**Task directions:** Look through the entries for the string "Using" and copy every line where it shows up.

**Data records:**
****************************************

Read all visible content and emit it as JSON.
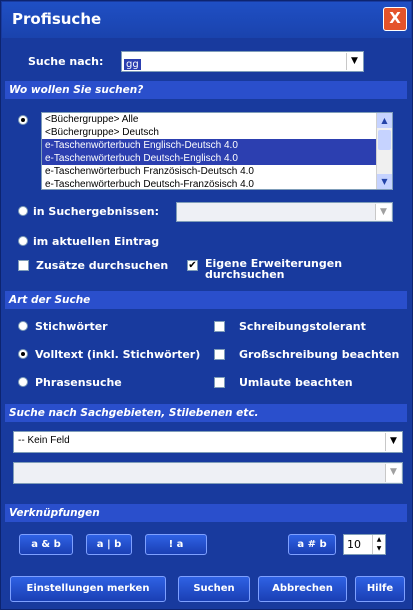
{
  "window": {
    "title": "Profisuche",
    "close_glyph": "X"
  },
  "search": {
    "label": "Suche nach:",
    "value": "gg",
    "dropdown_glyph": "▼"
  },
  "where": {
    "header": "Wo wollen Sie suchen?",
    "list_items": [
      "<Büchergruppe> Alle",
      "<Büchergruppe> Deutsch",
      "e-Taschenwörterbuch Englisch-Deutsch 4.0",
      "e-Taschenwörterbuch Deutsch-Englisch 4.0",
      "e-Taschenwörterbuch Französisch-Deutsch 4.0",
      "e-Taschenwörterbuch Deutsch-Französisch 4.0"
    ],
    "selected_items": [
      2,
      3
    ],
    "radio_results_label": "in Suchergebnissen:",
    "radio_current_label": "im aktuellen Eintrag",
    "check_additions_label": "Zusätze durchsuchen",
    "check_extensions_label": "Eigene Erweiterungen durchsuchen",
    "check_mark": "✔",
    "scroll_up": "▲",
    "scroll_down": "▼"
  },
  "kind": {
    "header": "Art der Suche",
    "radio_keywords": "Stichwörter",
    "radio_fulltext": "Volltext (inkl. Stichwörter)",
    "radio_phrase": "Phrasensuche",
    "check_spelling": "Schreibungstolerant",
    "check_case": "Großschreibung beachten",
    "check_umlauts": "Umlaute beachten"
  },
  "fields": {
    "header": "Suche nach Sachgebieten, Stilebenen etc.",
    "field_value": "-- Kein Feld"
  },
  "links": {
    "header": "Verknüpfungen",
    "and_label": "a & b",
    "or_label": "a | b",
    "not_label": "! a",
    "near_label": "a # b",
    "near_value": "10",
    "spin_up": "▲",
    "spin_down": "▼"
  },
  "footer": {
    "save_settings": "Einstellungen merken",
    "search": "Suchen",
    "cancel": "Abbrechen",
    "help": "Hilfe"
  }
}
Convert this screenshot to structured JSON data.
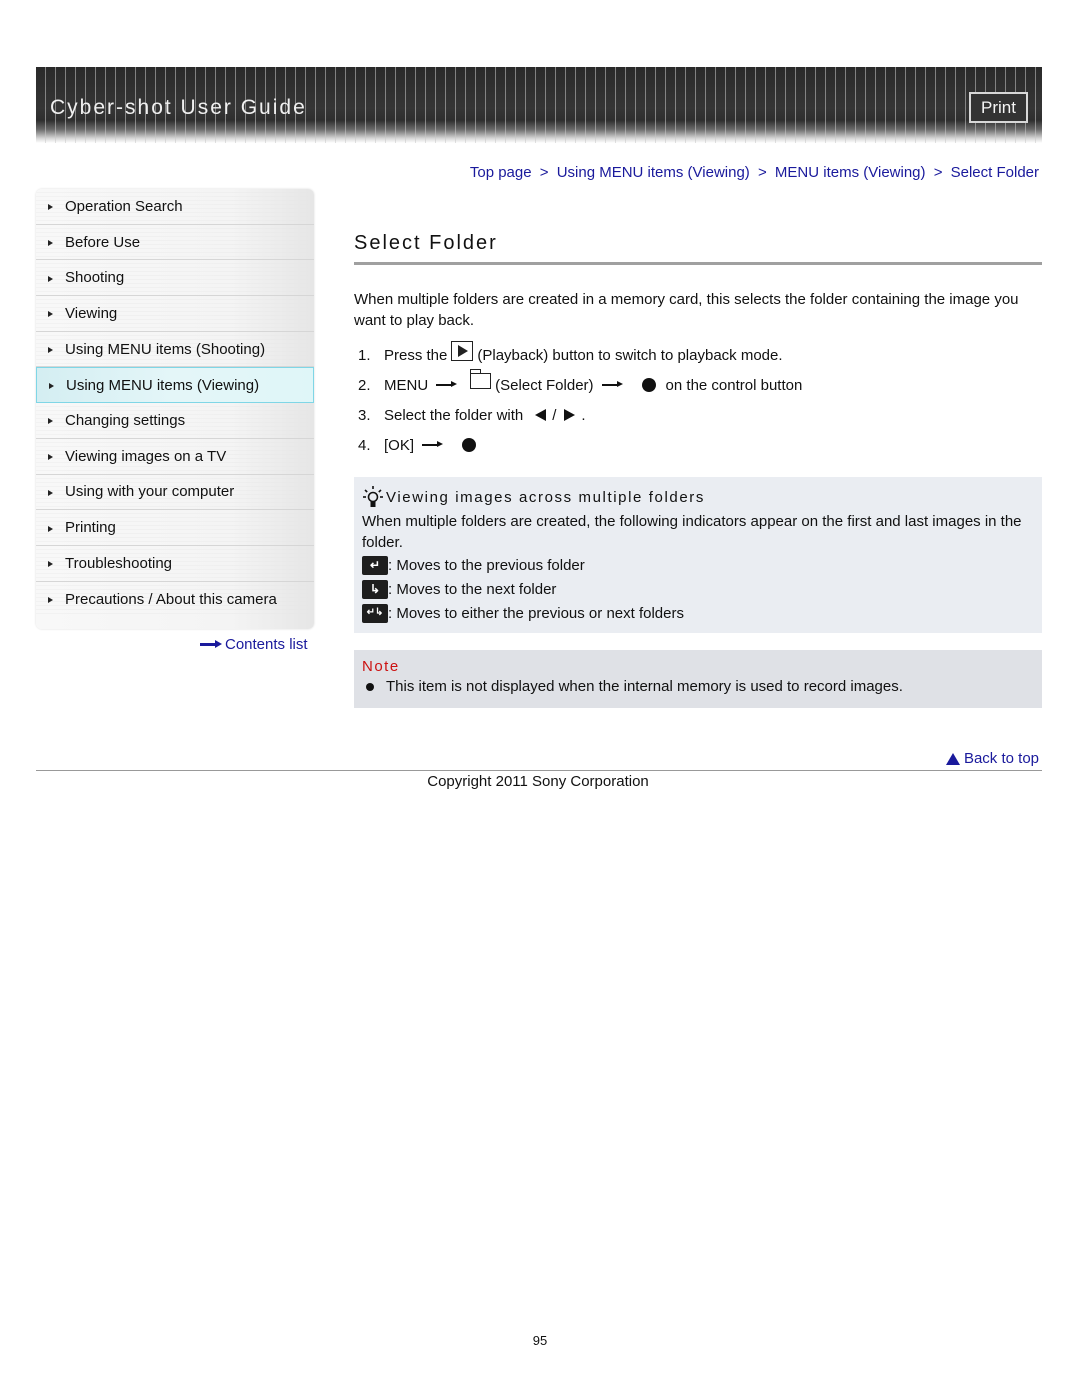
{
  "header": {
    "title": "Cyber-shot User Guide",
    "print_label": "Print"
  },
  "breadcrumb": [
    {
      "label": "Top page"
    },
    {
      "label": "Using MENU items (Viewing)"
    },
    {
      "label": "MENU items (Viewing)"
    },
    {
      "label": "Select Folder"
    }
  ],
  "breadcrumb_separator": ">",
  "sidebar": {
    "items": [
      {
        "label": "Operation Search",
        "active": false
      },
      {
        "label": "Before Use",
        "active": false
      },
      {
        "label": "Shooting",
        "active": false
      },
      {
        "label": "Viewing",
        "active": false
      },
      {
        "label": "Using MENU items (Shooting)",
        "active": false
      },
      {
        "label": "Using MENU items (Viewing)",
        "active": true
      },
      {
        "label": "Changing settings",
        "active": false
      },
      {
        "label": "Viewing images on a TV",
        "active": false
      },
      {
        "label": "Using with your computer",
        "active": false
      },
      {
        "label": "Printing",
        "active": false
      },
      {
        "label": "Troubleshooting",
        "active": false
      },
      {
        "label": "Precautions / About this camera",
        "active": false
      }
    ],
    "contents_link": "Contents list"
  },
  "main": {
    "title": "Select Folder",
    "intro": "When multiple folders are created in a memory card, this selects the folder containing the image you want to play back.",
    "steps": [
      {
        "num": "1.",
        "pre": "Press the",
        "icon": "playback-icon",
        "post": "(Playback) button to switch to playback mode."
      },
      {
        "num": "2.",
        "pre": "MENU",
        "icon": "folder-icon",
        "mid": "(Select Folder)",
        "post": "on the control button"
      },
      {
        "num": "3.",
        "pre": "Select the folder with",
        "sep": "/",
        "post": "."
      },
      {
        "num": "4.",
        "pre": "[OK]"
      }
    ],
    "hint": {
      "title": "Viewing images across multiple folders",
      "text": "When multiple folders are created, the following indicators appear on the first and last images in the folder.",
      "indicators": [
        {
          "icon": "previous-folder-icon",
          "glyph": "↵",
          "label": ": Moves to the previous folder"
        },
        {
          "icon": "next-folder-icon",
          "glyph": "↳",
          "label": ": Moves to the next folder"
        },
        {
          "icon": "either-folder-icon",
          "glyph": "↵↳",
          "label": ": Moves to either the previous or next folders"
        }
      ]
    },
    "note": {
      "title": "Note",
      "items": [
        "This item is not displayed when the internal memory is used to record images."
      ]
    }
  },
  "footer": {
    "back_to_top": "Back to top",
    "copyright": "Copyright 2011 Sony Corporation",
    "page_number": "95"
  },
  "colors": {
    "link": "#1a1a9c",
    "note_title": "#cc1111",
    "hint_bg": "#eaedf2",
    "note_bg": "#dfe1e6",
    "active_item_border": "#7fd6e6"
  }
}
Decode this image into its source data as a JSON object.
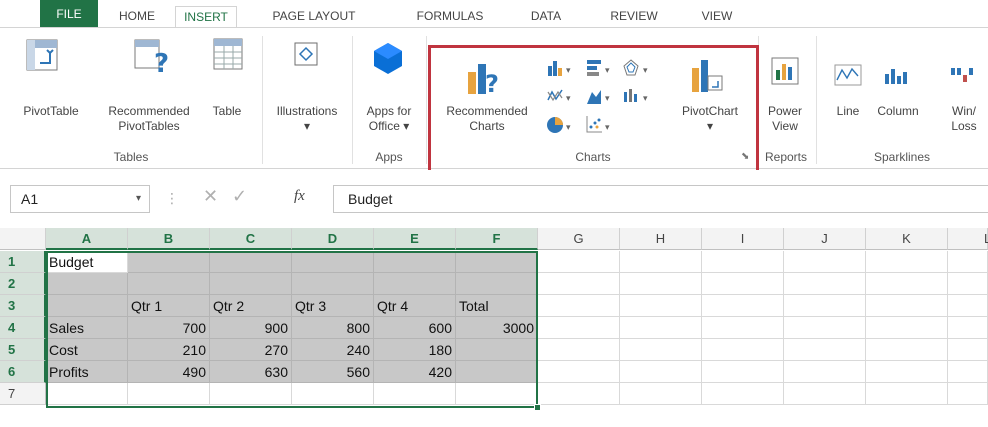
{
  "tabs": [
    "FILE",
    "HOME",
    "INSERT",
    "PAGE LAYOUT",
    "FORMULAS",
    "DATA",
    "REVIEW",
    "VIEW"
  ],
  "active_tab": "INSERT",
  "ribbon": {
    "tables": {
      "pivottable": "PivotTable",
      "recommended_l1": "Recommended",
      "recommended_l2": "PivotTables",
      "table": "Table",
      "group": "Tables"
    },
    "illustrations": {
      "label": "Illustrations"
    },
    "apps": {
      "apps_l1": "Apps for",
      "apps_l2": "Office",
      "group": "Apps"
    },
    "charts": {
      "rec_l1": "Recommended",
      "rec_l2": "Charts",
      "pivotchart": "PivotChart",
      "group": "Charts"
    },
    "reports": {
      "power_l1": "Power",
      "power_l2": "View",
      "group": "Reports"
    },
    "sparklines": {
      "line": "Line",
      "column": "Column",
      "winloss_l1": "Win/",
      "winloss_l2": "Loss",
      "group": "Sparklines"
    }
  },
  "formula_bar": {
    "name_box": "A1",
    "fx": "fx",
    "value": "Budget"
  },
  "grid": {
    "columns": [
      "A",
      "B",
      "C",
      "D",
      "E",
      "F",
      "G",
      "H",
      "I",
      "J",
      "K",
      "L"
    ],
    "rows": [
      "1",
      "2",
      "3",
      "4",
      "5",
      "6",
      "7"
    ],
    "r1": {
      "A": "Budget"
    },
    "r3": {
      "B": "Qtr 1",
      "C": "Qtr 2",
      "D": "Qtr 3",
      "E": "Qtr 4",
      "F": "Total"
    },
    "r4": {
      "A": "Sales",
      "B": "700",
      "C": "900",
      "D": "800",
      "E": "600",
      "F": "3000"
    },
    "r5": {
      "A": "Cost",
      "B": "210",
      "C": "270",
      "D": "240",
      "E": "180"
    },
    "r6": {
      "A": "Profits",
      "B": "490",
      "C": "630",
      "D": "560",
      "E": "420"
    }
  },
  "colors": {
    "excel_green": "#217346",
    "highlight_red": "#c0343f",
    "selection_gray": "#c8c8c8"
  }
}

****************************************

**Exercise output:**
      "label": "Using MENU items (Viewing)"
        "label": "Using MENU items (Shooting)",
        "label": "Using MENU items (Viewing)",
        "label": "Using with your computer",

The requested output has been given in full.